It is an exclusive list of deals made by publishers and agents. It costs $20/month. For a long time I thought I didn't really need it, but I haven't regretted a single cent I've spent in the last two months. I feel suddenly very connected to the publishing world. By using reverse engineering, I found agents who are selling what I write right now. I don't have to guess at it. I spent a couple days going through deals from the most recent and backwards and submitting to agents who looked right for my genre. Of course, I always cross-referenced my research by looking at their websites and other resources.
Other helpful tools agent query
and query tracker.
I used both of these resources to see either more info about each agent or to track the average response time. I also like the Absolute Write Water Cooler where you can do research on any agent or publisher through other people's experiences.
I have to admit, I've used all of these. When I get a request from an agent I always check the water cooler site to see what the buzz is about that agent.
Coming next, query letters...
Tuesday, June 1, 2010
Maybe it just feels like it's been forever. Last weekend was busy!!! We left early in the morning on Friday and headed down to Utah for the CONduit convention.
And I didn't come in costume.
I did, however, get a picture of the very talented Sarah Seiter. She did the artwork for an optioned cover of Alvor. Click here to see more of her art.
My synopsis of the weekend would go something like this.....
Was hugged immediately upon arriving... thanks Julie Wright, for making me feel special.
Shortly after realized that I have no clue how to think like or converse clearly with high-fantasy-fanatics. Gave up trying.
Went to the best author panel discussion there, yeah, because I was on it. Had a blast talking to other writers about everything YA.
Saw James Dashner the next day and actually got maybe five whole minutes to talk to him. He still rocks. I can't wait to read SCORCH TRIALS.
Dragged my husband through the vendors room where all the creepy things were sold. Saw many costumes, some cool, many disturbing.
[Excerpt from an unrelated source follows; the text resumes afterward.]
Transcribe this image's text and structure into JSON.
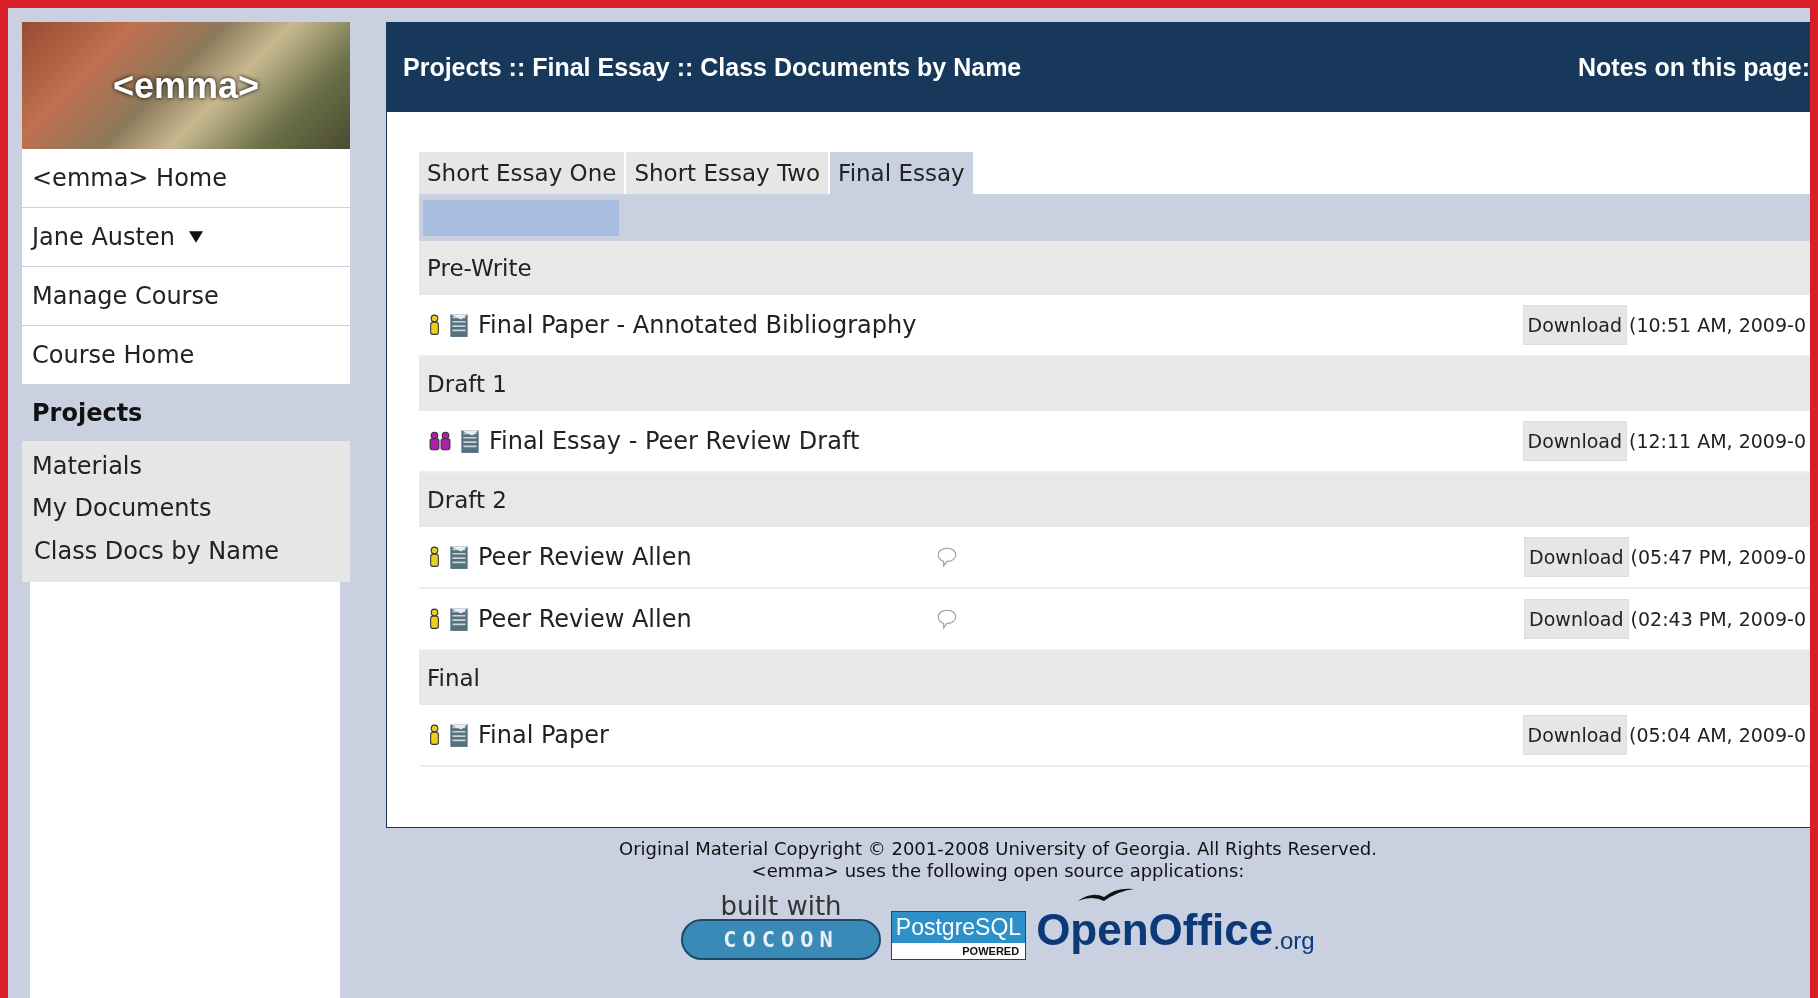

Accepted the fact that I'll never fit in with the costume-clad crowd.
Walked to the Gateway Mall for breakfast and lunch and felt spoiled for staying only one block away.
Then drove home and I've been trying to catch up with my life ever since.
More news to come this week, I promise. But ta ta for now.